Groucho’s son Arthur Marx discovered you, how did that come about?
I created a show about Groucho as a senior project at the University of Southern California where I was a drama student in the mid 1980’s. I was able to produce, direct and create the whole show. It became kind of a big deal and I ended up inviting Groucho’s son and daughter and they actually showed up.
It was a very successful show and afterward Arthur Marx, who was a playwright, said “If I ever do a show about my dad I want to use you.”
And he did.
The year I graduated in 1986, there I was in an off-Broadway show “Groucho: a Life in Review” in which I played Groucho from age 15 to 85. And that show went to London. The reviews were incredible and it (and Ferrante) received a lot of awards and award nominations. It was a very heady experience.
Then in 1999 we filmed it for PBS at the Westport Country Playhouse and that became a National Pledge Break PBS special.
What did you learn from Groucho, so to speak?
I am extraordinarily grateful to him. I learned what a craftsman he was and he was relentless. He never quit. He was working and inspiring until his passing at 86 in 1997.
I am very close to his daughter Miriam (who is is 89.) His son Arthur and I were friends for 26 years. He passed away a few years ago. My respect for Groucho is reflected in my relationship with his two children.
Is there a secret to his success?
I don’t know that there was a secret. I think it was survival. He was very poor and there was a lot to lose. I think he was savvy about his persona being a wise guy. He had an honesty and a truth telling and that’s refreshing.
What should the audience in Ridgefield expect?
I try to exhilarate. The premise is: “What if Groucho had had a one-man show in 1934?” There are songs from his Broadway shows and movies. There are the one liners, but it is also anecdotal with stories about his brothers and others. What makes it electric is my interaction with the audience. I improvise parts. Spontaneity was his hallmark.
I think it holds up as entertainment, even if you don’t know Groucho. I can see that in the variety of ages at the show. There will be children in the audience and they are laughing at the same joke that the 35 year old is laughing at and a 90 year old is laughing at.
What is the key to a successful one-man show?
You have to really love your subject matter. Have a passion. Hal Halbrook is one of my heroes. He and I have become friendly in the last couple of years. He has done his show for 62 years as Mark Twain in “Mark Twain Tonight!” For me it has been 30 years doing Groucho. Halbrook is still out there at the age of 91 doing the show.
Did you know you were going to be an answer on Jeopardy?

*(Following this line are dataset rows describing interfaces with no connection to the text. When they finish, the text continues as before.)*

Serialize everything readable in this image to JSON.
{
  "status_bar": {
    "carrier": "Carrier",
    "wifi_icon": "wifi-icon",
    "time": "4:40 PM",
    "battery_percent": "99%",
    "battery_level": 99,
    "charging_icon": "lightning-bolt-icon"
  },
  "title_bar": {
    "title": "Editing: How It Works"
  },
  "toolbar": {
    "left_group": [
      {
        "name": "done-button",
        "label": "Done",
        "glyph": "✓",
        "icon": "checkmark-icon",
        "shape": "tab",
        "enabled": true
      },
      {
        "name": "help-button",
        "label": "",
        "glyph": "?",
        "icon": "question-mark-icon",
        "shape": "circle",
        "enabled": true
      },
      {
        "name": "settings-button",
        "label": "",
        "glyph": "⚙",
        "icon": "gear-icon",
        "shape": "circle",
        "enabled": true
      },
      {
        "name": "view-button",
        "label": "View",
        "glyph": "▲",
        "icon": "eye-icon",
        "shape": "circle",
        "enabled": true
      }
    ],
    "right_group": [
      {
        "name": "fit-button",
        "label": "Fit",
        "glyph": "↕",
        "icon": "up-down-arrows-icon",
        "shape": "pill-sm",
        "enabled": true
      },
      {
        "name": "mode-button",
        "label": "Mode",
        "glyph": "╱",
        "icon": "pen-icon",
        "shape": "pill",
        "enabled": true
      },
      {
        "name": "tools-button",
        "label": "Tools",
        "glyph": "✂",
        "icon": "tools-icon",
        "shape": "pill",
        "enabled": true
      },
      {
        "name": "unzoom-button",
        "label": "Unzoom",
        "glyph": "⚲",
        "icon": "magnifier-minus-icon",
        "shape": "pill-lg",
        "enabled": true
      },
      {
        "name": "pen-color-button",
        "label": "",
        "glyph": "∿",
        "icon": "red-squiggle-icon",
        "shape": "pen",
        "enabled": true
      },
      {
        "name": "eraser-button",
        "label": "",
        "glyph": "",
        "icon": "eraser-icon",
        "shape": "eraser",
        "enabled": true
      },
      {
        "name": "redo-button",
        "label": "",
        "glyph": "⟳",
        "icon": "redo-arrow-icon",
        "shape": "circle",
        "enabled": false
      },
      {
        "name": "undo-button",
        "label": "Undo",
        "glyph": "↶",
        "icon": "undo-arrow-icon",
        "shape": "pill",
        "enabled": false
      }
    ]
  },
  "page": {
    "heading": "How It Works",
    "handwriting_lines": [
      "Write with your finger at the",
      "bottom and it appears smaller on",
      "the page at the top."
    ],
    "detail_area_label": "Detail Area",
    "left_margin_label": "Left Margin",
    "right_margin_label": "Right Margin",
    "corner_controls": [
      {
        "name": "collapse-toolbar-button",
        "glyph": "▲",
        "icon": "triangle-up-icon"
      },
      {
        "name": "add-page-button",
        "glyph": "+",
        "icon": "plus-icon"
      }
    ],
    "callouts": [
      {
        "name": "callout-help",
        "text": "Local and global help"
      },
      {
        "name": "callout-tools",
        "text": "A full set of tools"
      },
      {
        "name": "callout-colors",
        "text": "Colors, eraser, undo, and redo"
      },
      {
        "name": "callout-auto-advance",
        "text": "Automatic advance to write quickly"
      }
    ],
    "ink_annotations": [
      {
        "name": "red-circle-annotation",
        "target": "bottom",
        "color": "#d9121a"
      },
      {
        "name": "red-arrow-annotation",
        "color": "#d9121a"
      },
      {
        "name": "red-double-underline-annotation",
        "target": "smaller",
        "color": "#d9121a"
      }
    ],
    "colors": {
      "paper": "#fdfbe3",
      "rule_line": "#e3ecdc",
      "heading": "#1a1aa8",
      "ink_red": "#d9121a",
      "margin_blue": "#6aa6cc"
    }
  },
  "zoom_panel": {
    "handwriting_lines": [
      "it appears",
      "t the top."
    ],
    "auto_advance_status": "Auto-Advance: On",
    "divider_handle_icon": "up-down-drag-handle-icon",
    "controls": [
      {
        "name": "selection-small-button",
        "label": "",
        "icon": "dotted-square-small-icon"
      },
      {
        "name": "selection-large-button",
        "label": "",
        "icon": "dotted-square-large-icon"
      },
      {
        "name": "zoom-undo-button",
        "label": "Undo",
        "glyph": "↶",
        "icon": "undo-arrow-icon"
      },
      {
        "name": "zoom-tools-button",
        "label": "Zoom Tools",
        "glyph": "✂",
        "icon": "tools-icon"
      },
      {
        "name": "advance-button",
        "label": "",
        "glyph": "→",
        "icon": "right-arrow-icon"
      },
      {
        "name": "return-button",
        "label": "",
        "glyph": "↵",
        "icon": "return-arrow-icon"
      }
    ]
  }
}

No! A friend called me and said you were just an answer in the Off-Broadway category, I couldn’t believe it (“He took his portrayal of Groucho Marx to New York in 1986." The answer: "Who is Frank Ferrante?) And he got it right! It was Ken Jennings during his reign. It was very flattering. (Laughs) Maybe you’ve made it when we’ve been a question on Jeopardy (laughs again.)